When the monks got wind of this, they began discussing the elder’s merits in the Dhamma Hall, “Friend, some brothers of little merit from the country could not get a single nosegay in the Lotus Bazaar; but the elder went and fetched them some.” The Teacher entered, and asked what they were talking of as they sat there; and they told him. Said he, {2.322} “Monks, this is not the first time that a clever tongue has gained a garland for clever speaking; it was the same before.” [Note that nothing was said in the Introduction to indicate that Ven Ānanda had used clever speaking to gain the lotuses for the monks, so the story hardly fits.] And he told them a story.

In the past, when Brahmadatta reigned in Benares, the Bodhisatta was a rich merchant’s son. In the town was a tank, in which the lotus flowered. A man who had lost his nose looked after the tank.

It happened one day that they proclaimed holiday in Benares; and the three sons of this rich man thought that they would put wreaths upon them, and go a merrymaking. “We’ll flatter up the old lacknose fellow, and then we’ll beg some flowers of him.” So at the time when he used to pluck the lotus flowers, to the tank they went, and waited. And one of them uttered the first verse:

1. “Cut, and cut, and cut again,
Hair and whiskers grow amain;
And your nose will grow like these,
Give me just one lotus, please!”

But the man was angry, and gave none. Then the second said the second verse:

2. “In the autumn seeds are sown
Which before long are fully grown;
May your nose sprout up like these.
Give me just one lotus, please!”

Again the man was angry, and gave no lotus. Then the third of them repeated the third verse:

3. “Babbling fools! To think that they
Can get a lotus in this way.
Say they yes, or say they no,
Noses cut no more will grow.
See, I ask you honestly:
Give a lotus, sir, to me!” [2.224] {2.323}

On hearing this the lake keeper said: “The other two lied, but you have spoken the truth.

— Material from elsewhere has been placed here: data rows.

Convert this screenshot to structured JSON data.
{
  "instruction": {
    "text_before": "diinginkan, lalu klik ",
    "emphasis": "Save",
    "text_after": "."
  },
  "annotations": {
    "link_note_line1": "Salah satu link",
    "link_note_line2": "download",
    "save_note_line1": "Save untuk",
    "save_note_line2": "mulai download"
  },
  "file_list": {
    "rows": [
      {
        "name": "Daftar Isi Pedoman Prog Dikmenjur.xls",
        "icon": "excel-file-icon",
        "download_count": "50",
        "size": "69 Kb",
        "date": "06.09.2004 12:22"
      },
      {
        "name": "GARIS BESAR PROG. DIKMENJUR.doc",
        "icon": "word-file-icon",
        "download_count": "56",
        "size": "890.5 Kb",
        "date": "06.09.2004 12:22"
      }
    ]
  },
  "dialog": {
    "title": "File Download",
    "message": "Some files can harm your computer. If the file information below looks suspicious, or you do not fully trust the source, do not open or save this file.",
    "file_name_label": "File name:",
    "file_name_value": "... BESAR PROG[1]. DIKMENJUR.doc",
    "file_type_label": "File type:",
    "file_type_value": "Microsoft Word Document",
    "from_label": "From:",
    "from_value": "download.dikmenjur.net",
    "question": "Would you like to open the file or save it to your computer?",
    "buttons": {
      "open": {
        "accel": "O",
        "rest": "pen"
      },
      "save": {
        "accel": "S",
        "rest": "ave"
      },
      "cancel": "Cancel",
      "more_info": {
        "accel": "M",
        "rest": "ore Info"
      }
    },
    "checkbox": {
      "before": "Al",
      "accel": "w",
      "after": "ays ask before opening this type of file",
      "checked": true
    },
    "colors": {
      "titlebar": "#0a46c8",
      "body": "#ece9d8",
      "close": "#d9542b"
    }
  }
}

You deserve to have some lotuses.” So he gave him a great bunch of lotus, and went back to his lake.

When the Teacher had ended this discourse, he identified the Jātaka, “The boy who got the lotus was I myself.”